Make time: There is a profound psychological difference between these two statements; “I need to find some time to do something,” and, “I need to make some time to do something.” When you make time you’re in control of the situation. When you try to find time, you’re at the whims of the universe. Very simply, you need some free time (some, not a lot) in order to protect your inherent interestingness. It’s up to you to figure out where it comes from. Can you approach your work in a more intelligent and efficient way so you have 15 minutes at the end of the day to devote to yourself? Can you get up 15 minutes earlier? Maybe you can cut a television program out of your routine? Almost nobody is operating at such peak efficiency and capacity that they can’t find 15 minutes anywhere in their day.

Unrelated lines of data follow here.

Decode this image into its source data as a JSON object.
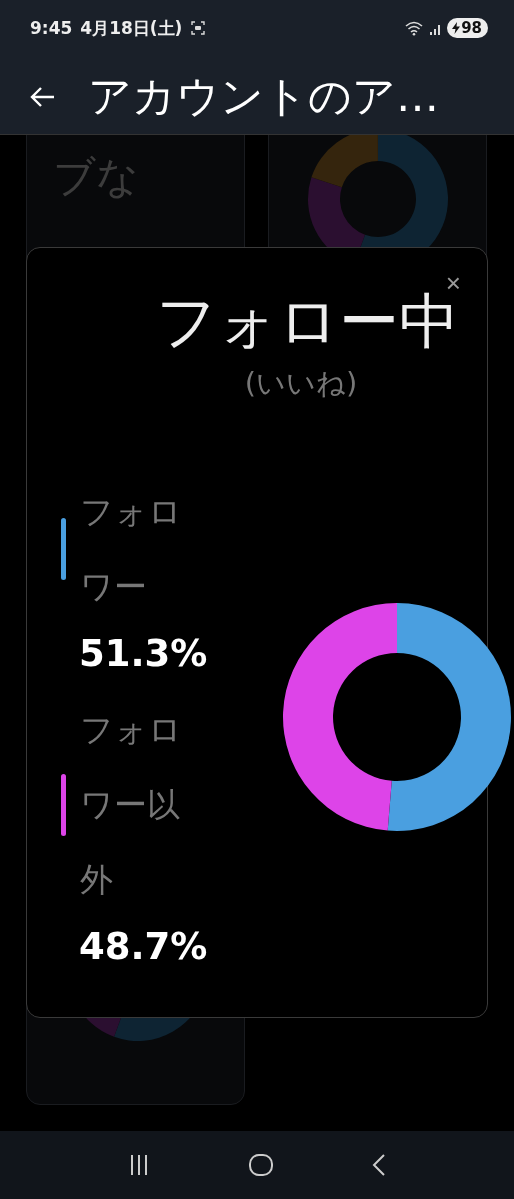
{
  "status_bar": {
    "time": "9:45",
    "date": "4月18日(土)",
    "battery": "98"
  },
  "app_bar": {
    "title": "アカウントのア…"
  },
  "background_cards": [
    {
      "kind": "text",
      "text": "ブな"
    },
    {
      "kind": "donut"
    }
  ],
  "dialog": {
    "close": "×",
    "title": "フォロー中",
    "subtitle": "(いいね)",
    "legend": [
      {
        "value": "51.3%",
        "color": "#4a9fe0"
      },
      {
        "value": "48.7%",
        "color": "#dd44e8"
      }
    ],
    "chart_data": {
      "type": "donut",
      "categories": [
        "フォロワー",
        "フォロワー以外"
      ],
      "values": [
        51.3,
        48.7
      ]
    }
  }
}
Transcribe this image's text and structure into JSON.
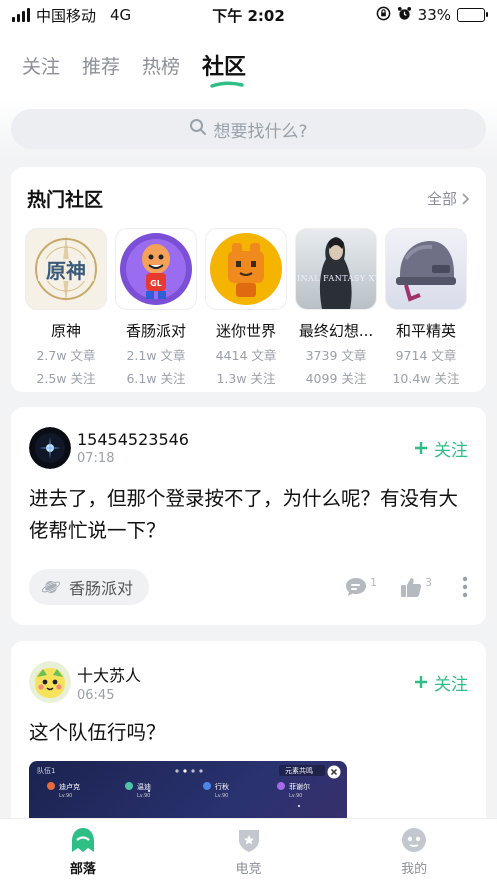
{
  "status_bar": {
    "carrier": "中国移动",
    "network": "4G",
    "time": "下午 2:02",
    "battery": "33%",
    "battery_level": 0.33
  },
  "top_tabs": [
    {
      "label": "关注",
      "active": false
    },
    {
      "label": "推荐",
      "active": false
    },
    {
      "label": "热榜",
      "active": false
    },
    {
      "label": "社区",
      "active": true
    }
  ],
  "search": {
    "placeholder": "想要找什么?"
  },
  "hot_communities": {
    "title": "热门社区",
    "all_label": "全部",
    "items": [
      {
        "name": "原神",
        "articles": "2.7w 文章",
        "followers": "2.5w 关注",
        "icon": "genshin-logo"
      },
      {
        "name": "香肠派对",
        "articles": "2.1w 文章",
        "followers": "6.1w 关注",
        "icon": "sausage-man-logo"
      },
      {
        "name": "迷你世界",
        "articles": "4414 文章",
        "followers": "1.3w 关注",
        "icon": "mini-world-logo"
      },
      {
        "name": "最终幻想...",
        "articles": "3739 文章",
        "followers": "4099 关注",
        "icon": "final-fantasy-logo"
      },
      {
        "name": "和平精英",
        "articles": "9714 文章",
        "followers": "10.4w 关注",
        "icon": "peacekeeper-elite-logo"
      }
    ]
  },
  "posts": [
    {
      "user": "15454523546",
      "time": "07:18",
      "follow_label": "关注",
      "text": "进去了，但那个登录按不了，为什么呢？有没有大佬帮忙说一下？",
      "community_tag": "香肠派对",
      "comments": "1",
      "likes": "3"
    },
    {
      "user": "十大苏人",
      "time": "06:45",
      "follow_label": "关注",
      "text": "这个队伍行吗？",
      "shot_labels": {
        "top_left": "队伍1",
        "top_right": "元素共鸣",
        "c1": "迪卢克",
        "c2": "温迪",
        "c3": "行秋",
        "c4": "菲谢尔",
        "level": "Lv.90"
      }
    }
  ],
  "bottom_nav": [
    {
      "label": "部落",
      "active": true
    },
    {
      "label": "电竞",
      "active": false
    },
    {
      "label": "我的",
      "active": false
    }
  ],
  "colors": {
    "accent": "#2fbf86"
  }
}
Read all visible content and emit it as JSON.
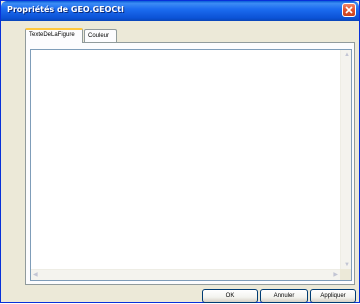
{
  "window": {
    "title": "Propriétés de GEO.GEOCtl"
  },
  "tabs": [
    {
      "label": "TexteDeLaFigure",
      "active": true
    },
    {
      "label": "Couleur",
      "active": false
    }
  ],
  "textarea": {
    "value": ""
  },
  "buttons": {
    "ok": "OK",
    "cancel": "Annuler",
    "apply": "Appliquer"
  },
  "colors": {
    "titlebar": "#0b52d6",
    "window_bg": "#ece9d8",
    "close": "#e0522e",
    "tab_highlight": "#ffc83c"
  },
  "icons": {
    "close": "close-icon",
    "scroll_up": "arrow-up-icon",
    "scroll_down": "arrow-down-icon",
    "scroll_left": "arrow-left-icon",
    "scroll_right": "arrow-right-icon"
  }
}
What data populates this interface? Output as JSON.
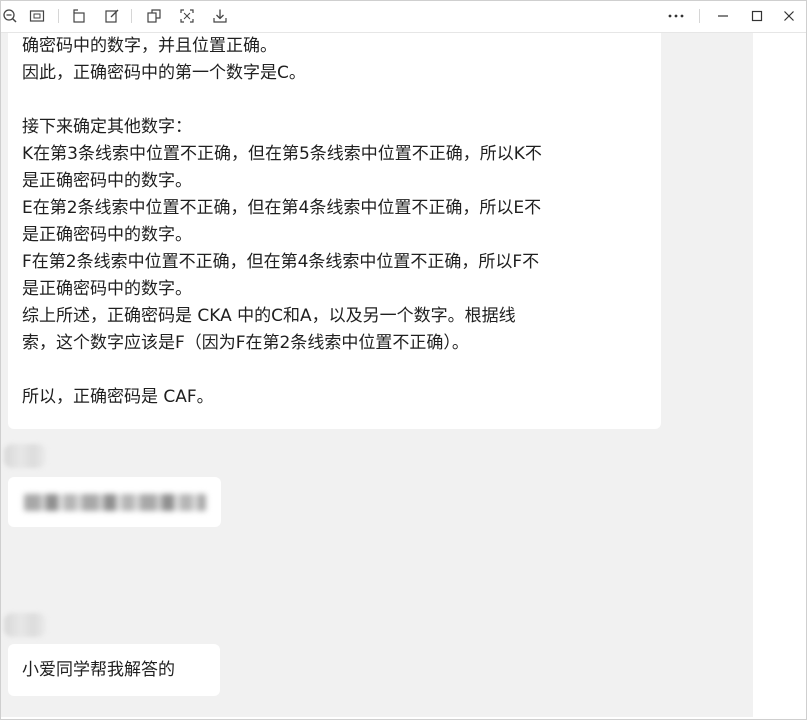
{
  "toolbar": {
    "left_icons": [
      "zoom-out-icon",
      "fit-window-icon",
      "rotate-icon",
      "edit-icon",
      "copy-image-icon",
      "crop-icon",
      "download-icon"
    ],
    "right_icons": [
      "more-icon",
      "minimize-icon",
      "maximize-icon",
      "close-icon"
    ]
  },
  "chat": {
    "answer_lines": [
      "确密码中的数字，并且位置正确。",
      "因此，正确密码中的第一个数字是C。",
      "",
      "接下来确定其他数字：",
      "K在第3条线索中位置不正确，但在第5条线索中位置不正确，所以K不",
      "是正确密码中的数字。",
      "E在第2条线索中位置不正确，但在第4条线索中位置不正确，所以E不",
      "是正确密码中的数字。",
      "F在第2条线索中位置不正确，但在第4条线索中位置不正确，所以F不",
      "是正确密码中的数字。",
      "综上所述，正确密码是 CKA 中的C和A，以及另一个数字。根据线",
      "索，这个数字应该是F（因为F在第2条线索中位置不正确）。",
      "",
      "所以，正确密码是 CAF。"
    ],
    "last_message": "小爱同学帮我解答的"
  }
}
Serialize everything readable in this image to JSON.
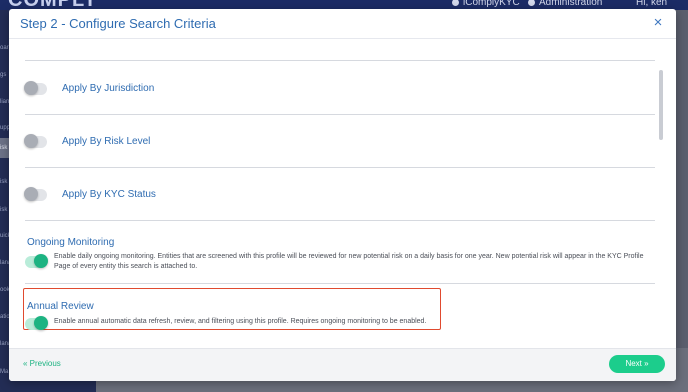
{
  "app": {
    "brand": "COMPLY",
    "org": "iComplyKYC",
    "admin": "Administration",
    "user": "Hi, ken"
  },
  "nav": {
    "items": [
      "oar",
      "gs",
      "lian",
      "upp",
      "isk S",
      "isk",
      "isk",
      "uick",
      "lana",
      "ook",
      "atio",
      "lana",
      "Ma"
    ]
  },
  "modal": {
    "title": "Step 2 - Configure Search Criteria",
    "close_glyph": "×",
    "toggles": [
      {
        "label": "Apply By Jurisdiction",
        "on": false
      },
      {
        "label": "Apply By Risk Level",
        "on": false
      },
      {
        "label": "Apply By KYC Status",
        "on": false
      }
    ],
    "ongoing": {
      "title": "Ongoing Monitoring",
      "on": true,
      "description_line1": "Enable daily ongoing monitoring. Entities that are screened with this profile will be reviewed for new potential risk on a daily basis for one year. New potential risk will appear in the KYC Profile",
      "description_line2": "Page of every entity this search is attached to."
    },
    "annual": {
      "title": "Annual Review",
      "on": true,
      "description": "Enable annual automatic data refresh, review, and filtering using this profile. Requires ongoing monitoring to be enabled."
    },
    "footer": {
      "previous_label": "« Previous",
      "next_label": "Next »"
    }
  },
  "colors": {
    "accent": "#2f6cb1",
    "toggle_on": "#1db382",
    "next_button": "#1ccd8c",
    "highlight": "#e04a2f"
  }
}
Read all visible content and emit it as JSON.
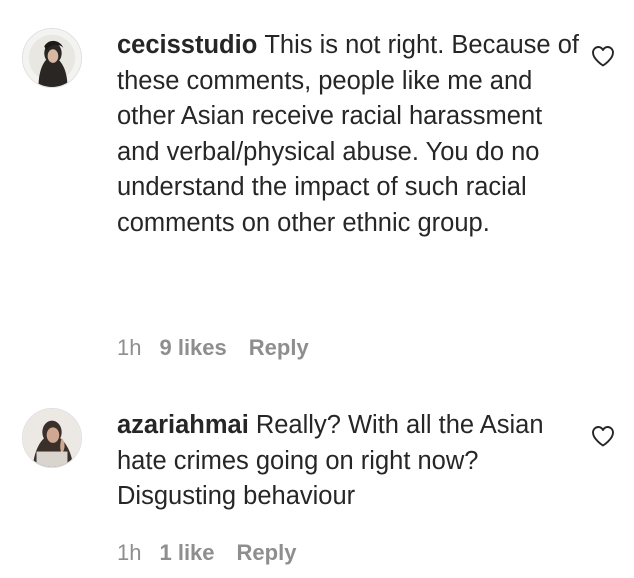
{
  "comments": [
    {
      "username": "cecisstudio",
      "text": "This is not right. Because of these comments, people like me and other Asian receive racial harassment and verbal/physical abuse. You do no understand the impact of such racial comments on other ethnic group.",
      "time": "1h",
      "likes": "9 likes",
      "reply_label": "Reply",
      "icon": "heart-outline-icon"
    },
    {
      "username": "azariahmai",
      "text": "Really? With all the Asian hate crimes going on right now? Disgusting behaviour",
      "time": "1h",
      "likes": "1 like",
      "reply_label": "Reply",
      "icon": "heart-outline-icon"
    }
  ]
}
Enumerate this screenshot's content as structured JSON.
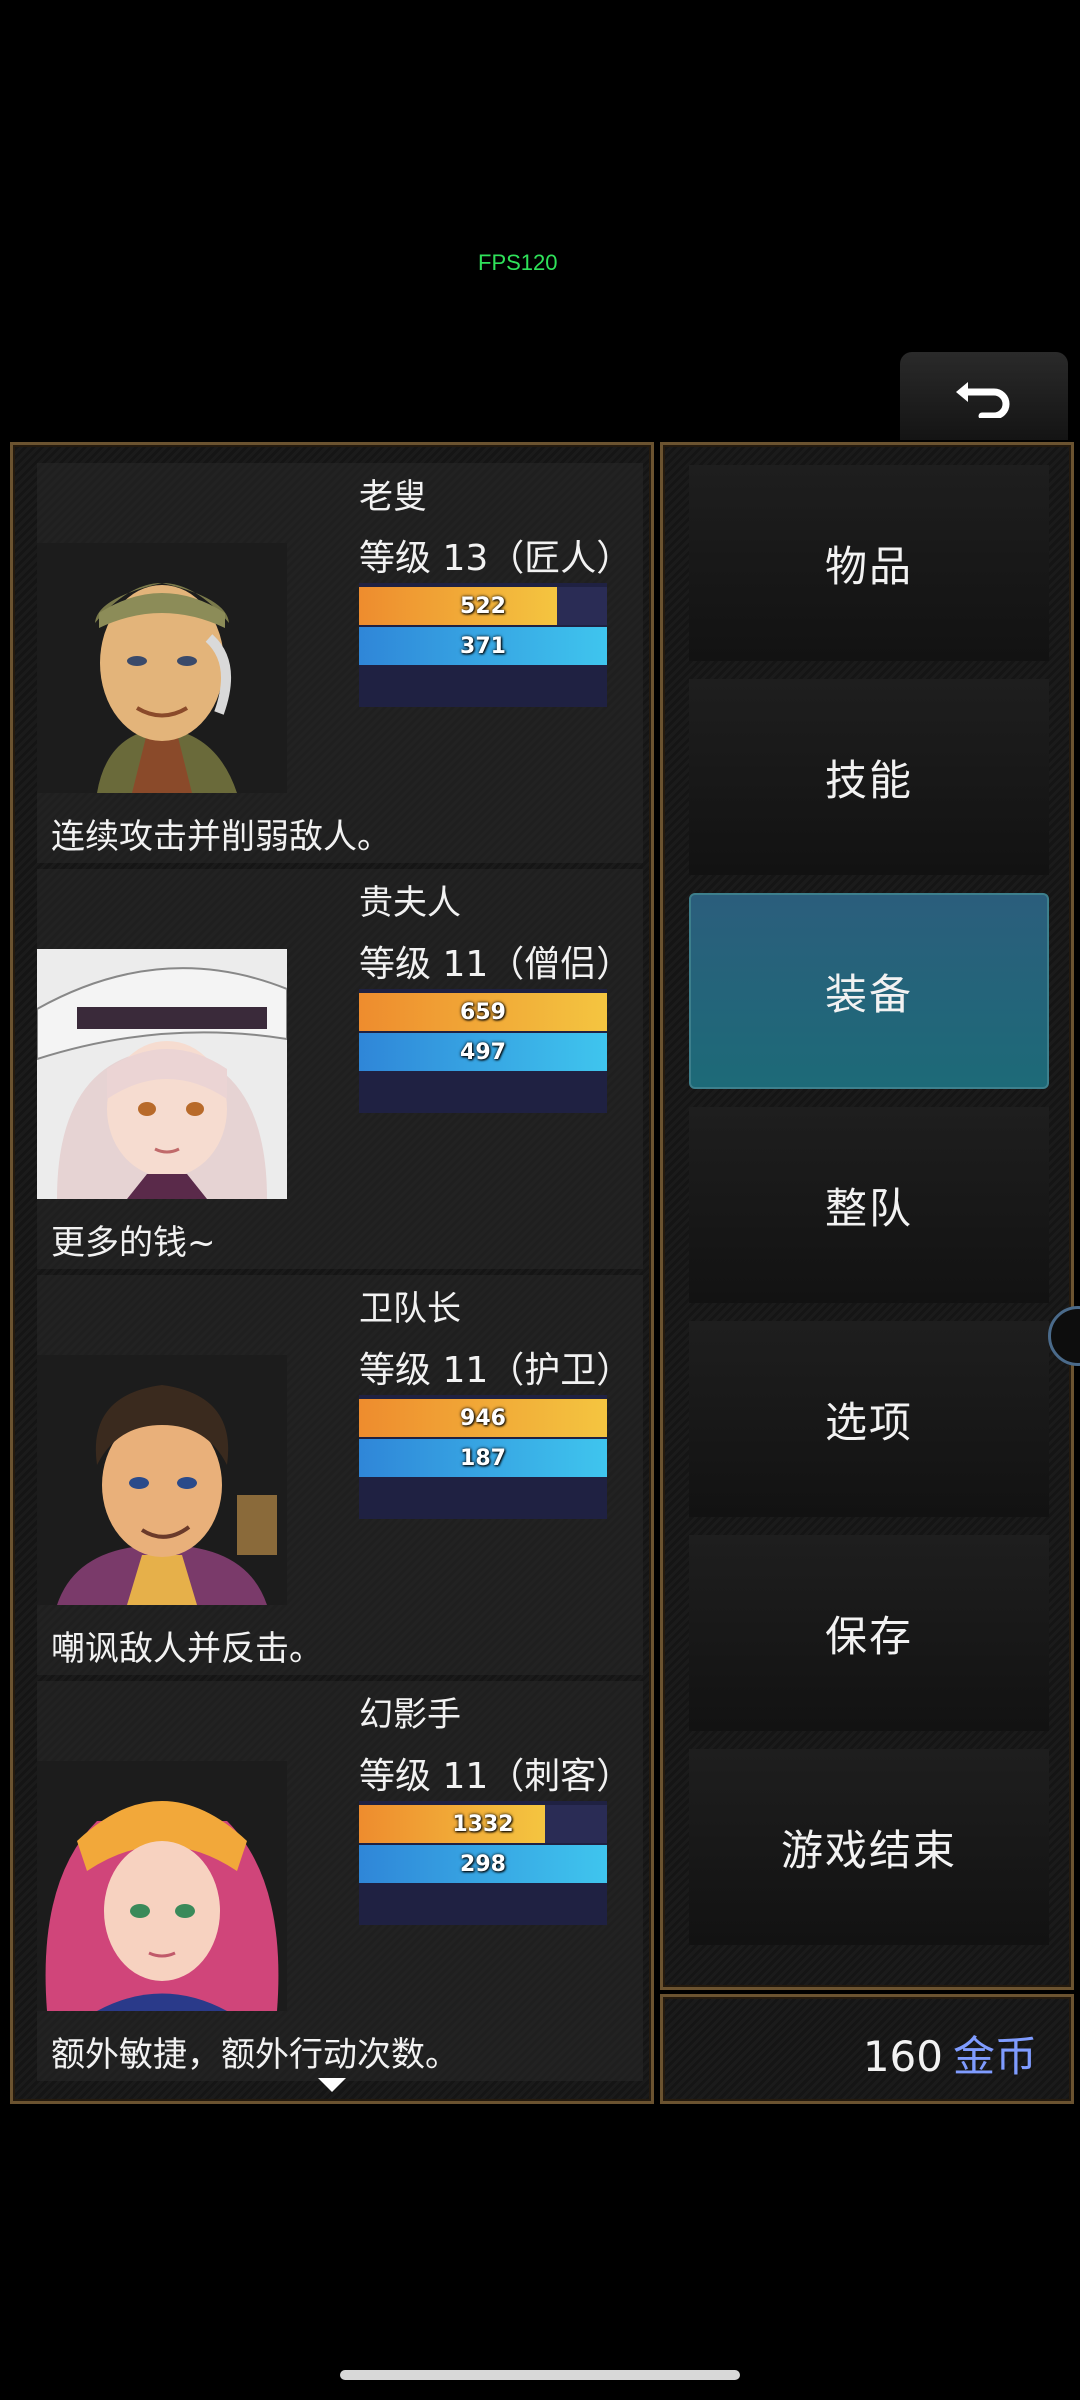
{
  "overlay": {
    "fps": "FPS120"
  },
  "header": {
    "back_icon": "return-arrow-icon"
  },
  "party": [
    {
      "name": "老叟",
      "level": "等级 13（匠人）",
      "hp": 522,
      "hp_ratio": 0.8,
      "mp": 371,
      "mp_ratio": 1.0,
      "skill": "连续攻击并削弱敌人。"
    },
    {
      "name": "贵夫人",
      "level": "等级 11（僧侣）",
      "hp": 659,
      "hp_ratio": 1.0,
      "mp": 497,
      "mp_ratio": 1.0,
      "skill": "更多的钱~"
    },
    {
      "name": "卫队长",
      "level": "等级 11（护卫）",
      "hp": 946,
      "hp_ratio": 1.0,
      "mp": 187,
      "mp_ratio": 1.0,
      "skill": "嘲讽敌人并反击。"
    },
    {
      "name": "幻影手",
      "level": "等级 11（刺客）",
      "hp": 1332,
      "hp_ratio": 0.75,
      "mp": 298,
      "mp_ratio": 1.0,
      "skill": "额外敏捷，额外行动次数。"
    }
  ],
  "menu": {
    "items": [
      "物品",
      "技能",
      "装备",
      "整队",
      "选项",
      "保存",
      "游戏结束"
    ],
    "selected_index": 2
  },
  "gold": {
    "amount": "160",
    "unit": "金币",
    "unit_color": "#7f9cff"
  },
  "colors": {
    "frame": "#6b5330",
    "selected": "#1d6a78",
    "hp": "#f4c540",
    "mp": "#3fc5ee"
  }
}
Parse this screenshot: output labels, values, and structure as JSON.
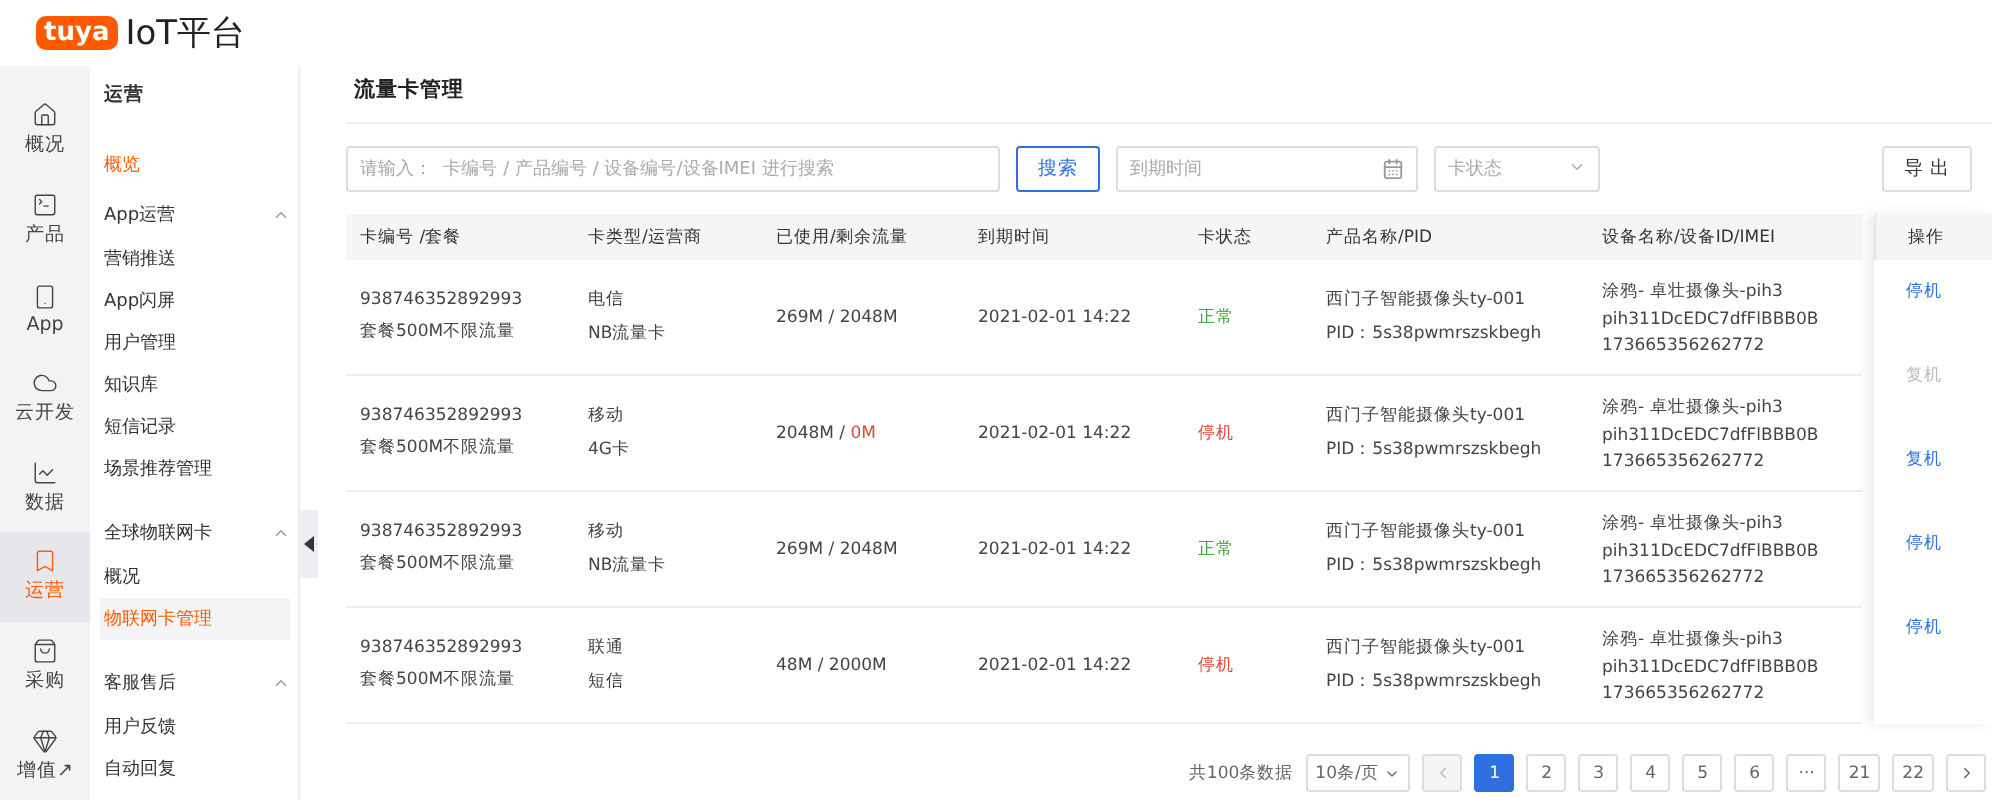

Set boundaries: If I wanted to I could do graduate school work 24 hours a day, 7 days a week. There is always a paper to write. If I finish all the papers there’s always more to read. If I finish all the reading for class there’s always my own research to be conducting. It’d be never-ending if I were to let it. Very simply, I don’t allow that to happen. To the best of my ability I set boundaries about when I’ll do work and how much I’ll do. Where are your boundaries? Do you work on the weekends? Do you take work on vacation? Where is it okay for you to be separated from your work? If you’re currently boundary-less, try setting some very minor ones and then move forward from there. A simple boundary, like no mindless internet after 9 PM, is a great way to get started.
Cultivate your interests: Writer Julia Cameron advocates something she calls the Artist Date. Essentially it’s just time you take out of every week to take your inner artist out to do something interesting. I think you should do the equivalent to cultivate your own interestingness at least weekly. At least 3-4 times a week I spend 15 minutes reading something completely unrelated to school. It lets me get through books that I find enjoyable and interesting without cutting too much into my “productive” time. Maybe you can go check out a museum you think is awesome or watch a documentary that piques your interest sometime in the next week. It doesn’t have to be anything elaborate, expensive, or time consuming. 15 minutes can be enough to get your mind moving in a way that work, school, or stress usually prevent from happening.
If we stand by idly the stresses of our lives will grind us down into the lowest common denominator. We will all be the same, bemoaning what we’ve become, with nothing to differentiate ourselves from each other. We must plant our feet, look our circumstances in the face, and proclaim, “I will NOT let you turn me into a robot. I will NOT become boring. I AM an interesting person.” Your inherent interestingness is one of the only things that differentiates you from anyone else.
You must guard it. You must cultivate it.
Nobody else will do it for you.